This angle is wrong-headed. The strongest and most successful social movements in history have always tapped into multiple concerns that are important to different swaths of society, and often articulated in different ways. It’s not typically the responsibility of a broad movement to propose specific policy solutions—at least not at this stage in the process. It’s on us to create pressure to move society in a direction. When we do that successfully, windows will open to fight for this or that specific change. The bigger a movement we grow, the more pressure we create, the more substantial and meaningful those windows for measurable gains become.

The strongest and most successful social movements in history have always tapped into multiple concerns that are important to different swaths of society.

And historical perspective is not all that’s wrong with the “incoherence” frame. There’s a pretty damn clear coherence to Americans’ anger at Wall Street right now. If it doesn’t upset you that the top 1% is still making record-high profits and paying record-low taxes while the rest of us struggle just to survive, then I don’t know that I’ll be able to explain it to you. But I think most people feel it in their gut. That’s why us being here is resonating with so many people. That’s why this movement is drawing so much attention, and why I think it’s going to continue to gain momentum over time.

The momentum is really starting to spread beyond the “usual suspects.” It’s important to emphasize and encourage this. For example, while coastal occupation actions have drawn the most media attention so far, actions are also happening all across “Middle America,” from Ashland, Kentucky to Dallas, Texas to Ketchum, Idaho.

I just heard a first hand report about four hundred Iowans marching in Des Moines, Iowa as part of the October 15 international day of action. I’m working on the press team here at Occupy Wall Street, and I just got the chance to talk on the phone with Judy Lonning, a 69-year-old retired public school teacher who participated in the Des Moines action today. Here’s what she had to say:

People are suffering here in Iowa. Family farmers are struggling, students face mounting debt and fewer good jobs, and household incomes are plummeting. We’re not willing to keep suffering for Wall Street’s sins. People here are waking up and realizing that we can’t just go to the ballot box. We’re building a movement to make our leaders listen.

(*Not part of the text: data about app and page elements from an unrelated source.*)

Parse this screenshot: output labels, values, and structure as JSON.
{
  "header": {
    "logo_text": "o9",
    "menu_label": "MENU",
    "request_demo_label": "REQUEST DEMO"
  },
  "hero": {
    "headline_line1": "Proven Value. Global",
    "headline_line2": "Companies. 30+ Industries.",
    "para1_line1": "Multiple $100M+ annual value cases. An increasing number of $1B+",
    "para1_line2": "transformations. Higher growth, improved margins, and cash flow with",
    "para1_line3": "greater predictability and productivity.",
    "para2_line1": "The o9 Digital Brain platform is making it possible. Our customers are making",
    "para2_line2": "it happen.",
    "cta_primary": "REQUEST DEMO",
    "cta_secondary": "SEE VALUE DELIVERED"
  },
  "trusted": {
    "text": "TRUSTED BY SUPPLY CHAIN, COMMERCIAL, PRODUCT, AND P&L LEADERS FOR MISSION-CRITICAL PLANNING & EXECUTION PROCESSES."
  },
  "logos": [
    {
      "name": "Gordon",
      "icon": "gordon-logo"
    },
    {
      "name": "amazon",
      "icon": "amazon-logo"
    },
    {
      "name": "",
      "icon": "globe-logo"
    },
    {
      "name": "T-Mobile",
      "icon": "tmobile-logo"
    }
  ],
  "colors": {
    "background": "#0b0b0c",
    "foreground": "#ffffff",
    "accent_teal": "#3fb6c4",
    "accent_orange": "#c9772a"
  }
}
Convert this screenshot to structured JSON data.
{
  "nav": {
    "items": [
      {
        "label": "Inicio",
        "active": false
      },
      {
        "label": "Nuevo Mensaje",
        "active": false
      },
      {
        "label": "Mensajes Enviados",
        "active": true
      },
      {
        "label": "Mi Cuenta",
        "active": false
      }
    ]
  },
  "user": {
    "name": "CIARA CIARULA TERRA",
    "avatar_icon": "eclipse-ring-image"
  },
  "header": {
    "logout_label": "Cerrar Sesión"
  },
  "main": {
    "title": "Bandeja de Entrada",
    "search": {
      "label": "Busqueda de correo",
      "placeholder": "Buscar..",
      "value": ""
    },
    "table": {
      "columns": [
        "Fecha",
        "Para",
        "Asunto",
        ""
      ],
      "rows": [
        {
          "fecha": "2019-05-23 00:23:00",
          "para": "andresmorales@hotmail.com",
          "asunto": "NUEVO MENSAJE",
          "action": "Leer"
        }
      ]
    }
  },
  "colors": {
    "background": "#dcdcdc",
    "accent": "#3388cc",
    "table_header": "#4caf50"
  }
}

Cheers to that.

Jonathan Matthew Smucker wrote this article for Beyond The Choir, a forum for grassroots mobilization.